Norms For Use of Low-gluten Bread and Mustum
Norms For Use of Low-gluten Bread and Mustum On Facilitating Reception Of Communion In Certain Circumstances Congregation for the Doctrine of the FaithAugust 22, 1994 In recent years this dicastery has followed closely the development of the question of the use of low-gluten altar breads and mustum as matter for the celebration of the eucharist. After careful study conducted in collaboration with a number of concerned episcopal conferences, this congregation in its ordinary session of June 22, 1994, has approved the following norms, which I am pleased to communicate: I. Concerning permission to use low-gluten altar breads: This may be granted by ordinaries to priests and laypersons affected by celiac disease, after presentation of a medical certificate.
Conditions for the validity of the matter:
Special hosts quibus glutinum ablatum est are invalid matter for the celebration of the eucharist.
Low-gluten hosts are valid matter, provided that they contain the amount of gluten sufficient to obtain the confection of bread, that there is no addition of foreign materials and that the procedure for making such hosts is not such as to alter the nature of the substance of the bread.
II. Concerning permission to use 'mustum': The preferred solution continues to be communion per intinctionem, or in concelebration under the species of bread alone.
Nevertheless, the permission to use mustum can be granted by ordinaries to priests affected by alcoholism or other conditions which prevent the ingestion of even the smallest quantity of alcohol, after presentation of a medical certificate.
By mustum is understood fresh juice from grapes or juice preserved by suspending its fermentation (by means of freezing or other methods which do not alter its nature).
In general, those who have received permission to use mustum are prohibited from presiding at concelebrated Masses. There may be some exceptions however: in the case of a bishop or superior general; or, with prior approval of the ordinary, at the celebration of the anniversary of priestly ordination or other similar occasions. In these cases the one who presides is to communicate under both the species of bread and that of mustum, while for the other concelebrants a chalice shall be provided in which normal wine is to be consecrated.

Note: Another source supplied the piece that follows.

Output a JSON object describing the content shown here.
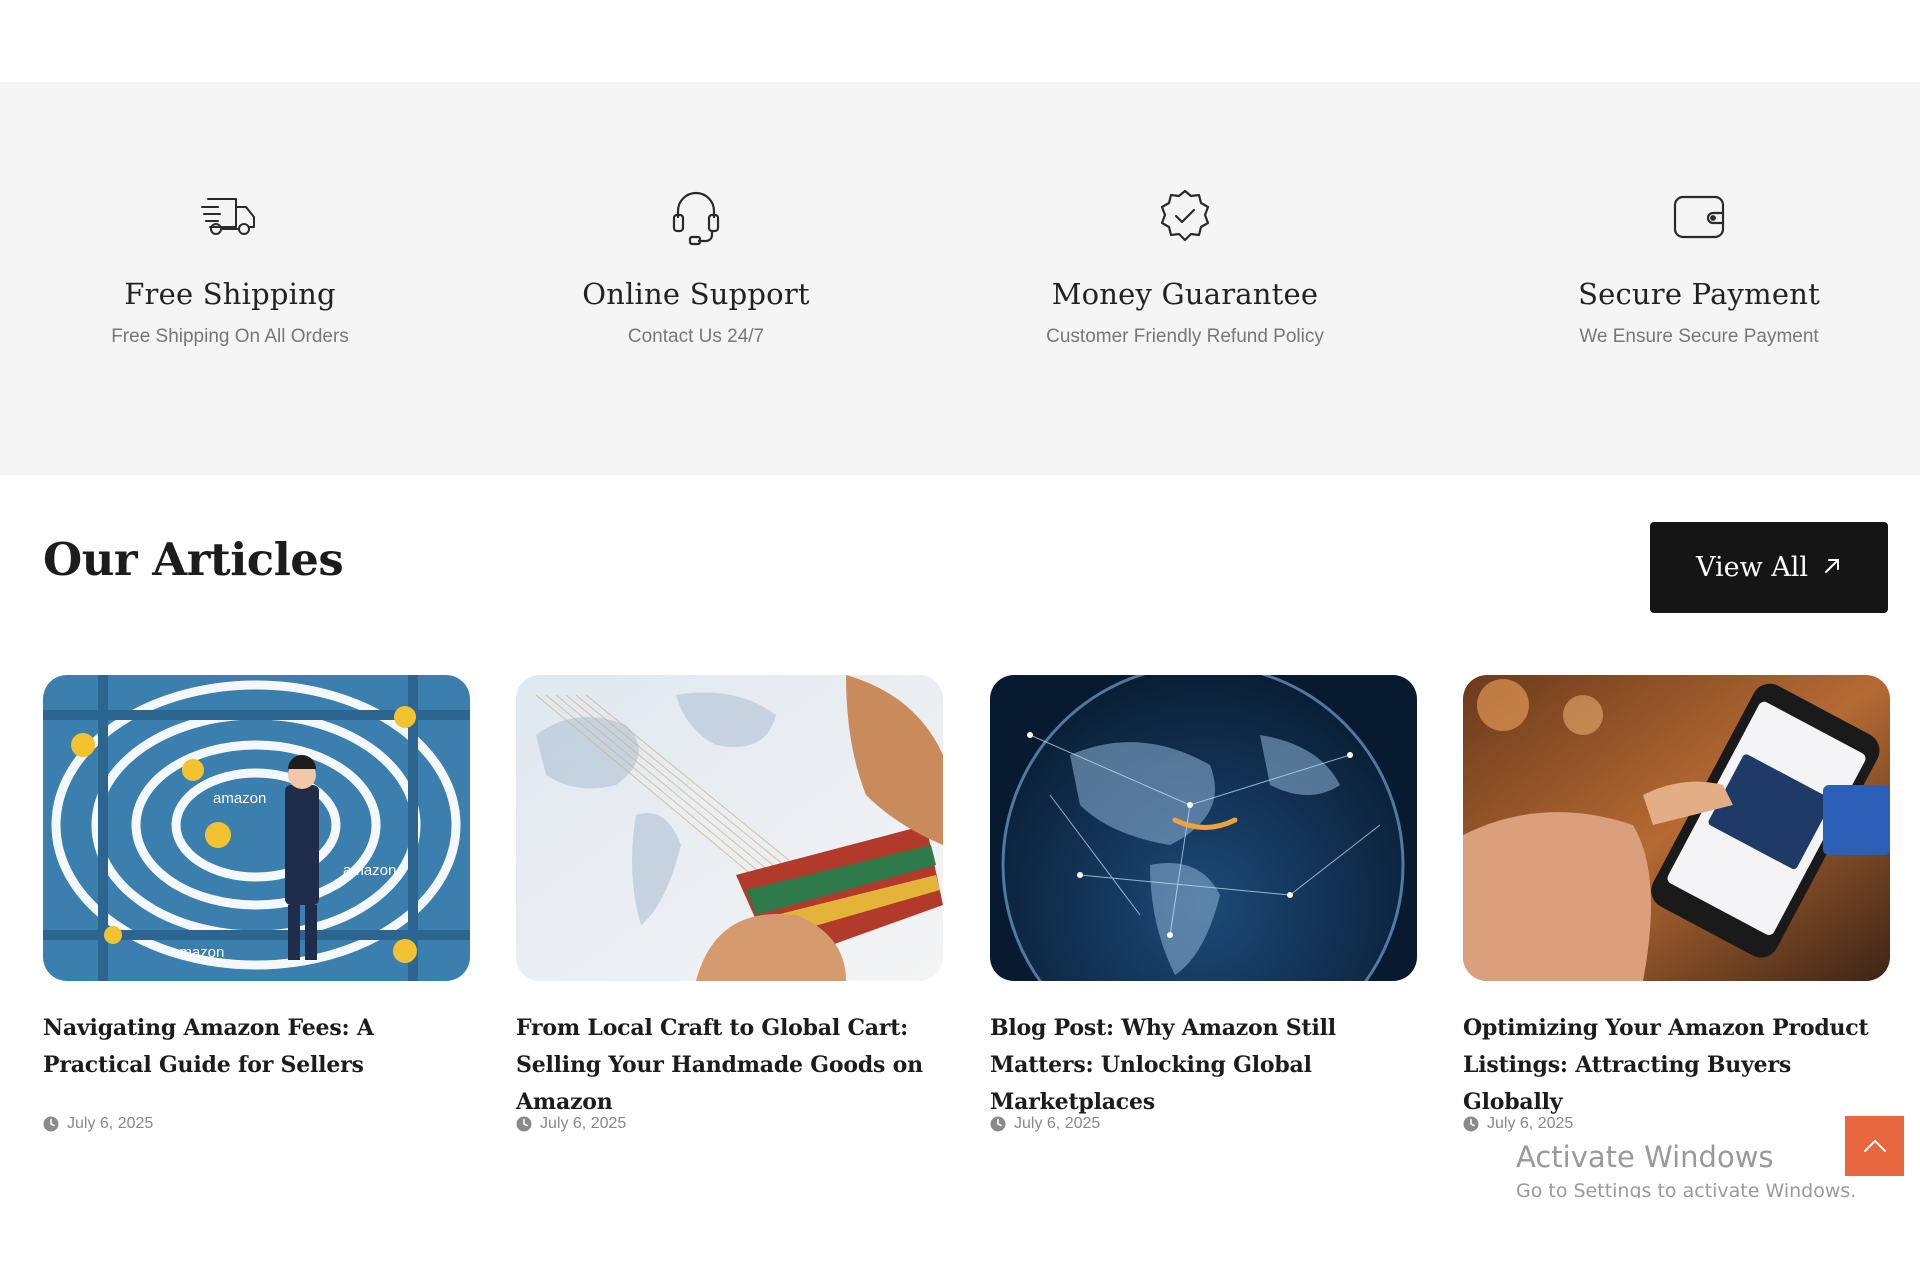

In the very rare instances of laypersons requesting this permission, recourse must be made to the Holy See.
III. Common Norms The ordinary must ascertain that the matter used conforms to the above requirements.
Permissions are to be given only for as long as the situation continues which motivated the request.
Scandal is to be avoided.
Given the centrality of the celebration of the eucharist in the life of the priest, candidates for the priesthood who are affected by celiac disease or suffer from alcoholism or similar conditions may not be admitted to holy orders.
Since the doctrinal questions in this area have now been decided, disciplinary competence is entrusted to the Congregation for Divine Worship and the Discipline of the Sacraments.
Concerned episcopal conferences shall report to the Congregation for Divine Worship and the Discipline of the Sacraments every two years regarding the application of these norms.
With warm regards and best wishes, I am Sincerely yours in Christ, Cardinal Joseph Ratzinger, Prefect